Work through the records below, line by line, and say how many lines include "SENAR", with nothing else.

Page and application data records
Segment Open

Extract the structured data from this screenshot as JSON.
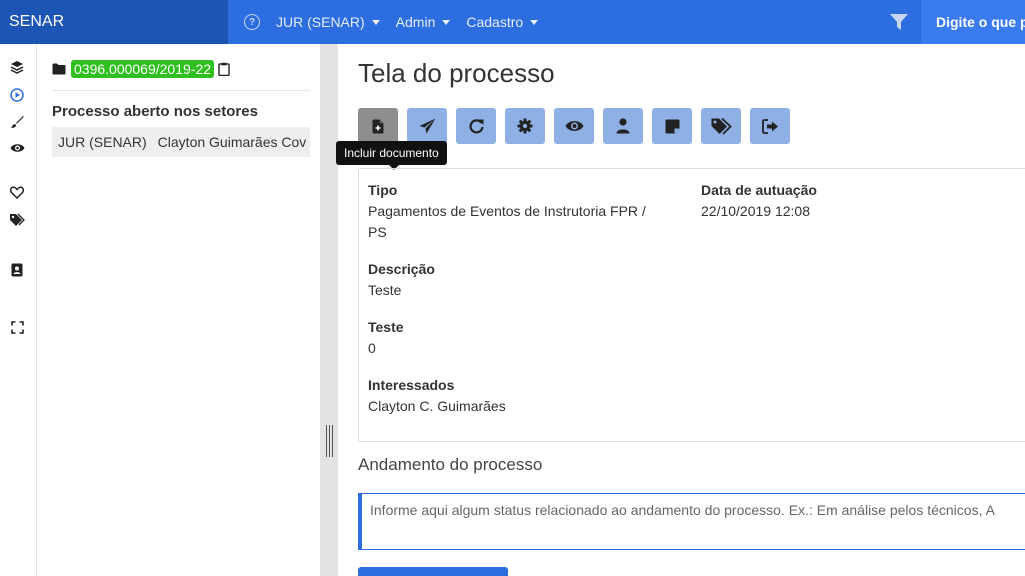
{
  "navbar": {
    "brand": "SENAR",
    "menu": [
      {
        "label": "JUR (SENAR)"
      },
      {
        "label": "Admin"
      },
      {
        "label": "Cadastro"
      }
    ],
    "search_text": "Digite o que p",
    "help_icon": "question-circle-icon",
    "filter_icon": "filter-icon"
  },
  "rail": {
    "icons": [
      "layers-icon",
      "play-circle-icon",
      "brush-icon",
      "eye-icon",
      "heart-icon",
      "tags-icon",
      "contact-card-icon",
      "expand-icon"
    ]
  },
  "sidebar": {
    "process_number": "0396.000069/2019-22",
    "section_title": "Processo aberto nos setores",
    "sector_row": {
      "sector": "JUR (SENAR)",
      "person": "Clayton Guimarães Cov"
    }
  },
  "main": {
    "title": "Tela do processo",
    "tooltip": "Incluir documento",
    "toolbar": [
      "add-document-icon",
      "send-icon",
      "refresh-icon",
      "gear-icon",
      "eye-icon",
      "user-icon",
      "note-icon",
      "tags-icon",
      "sign-out-icon"
    ],
    "details": {
      "tipo_label": "Tipo",
      "tipo_value_1": "Pagamentos de Eventos de Instrutoria FPR /",
      "tipo_value_2": "PS",
      "data_label": "Data de autuação",
      "data_value": "22/10/2019 12:08",
      "descricao_label": "Descrição",
      "descricao_value": "Teste",
      "teste_label": "Teste",
      "teste_value": "0",
      "interessados_label": "Interessados",
      "interessados_value": "Clayton C. Guimarães"
    },
    "andamento_title": "Andamento do processo",
    "andamento_placeholder": "Informe aqui algum status relacionado ao andamento do processo. Ex.: Em análise pelos técnicos, A"
  },
  "colors": {
    "primary": "#2c6de0",
    "brand_bg": "#1d55b5",
    "toolbar_button": "#8fb0e4",
    "process_badge": "#2fbf1f"
  }
}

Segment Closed

### OUTPUT BELOW
3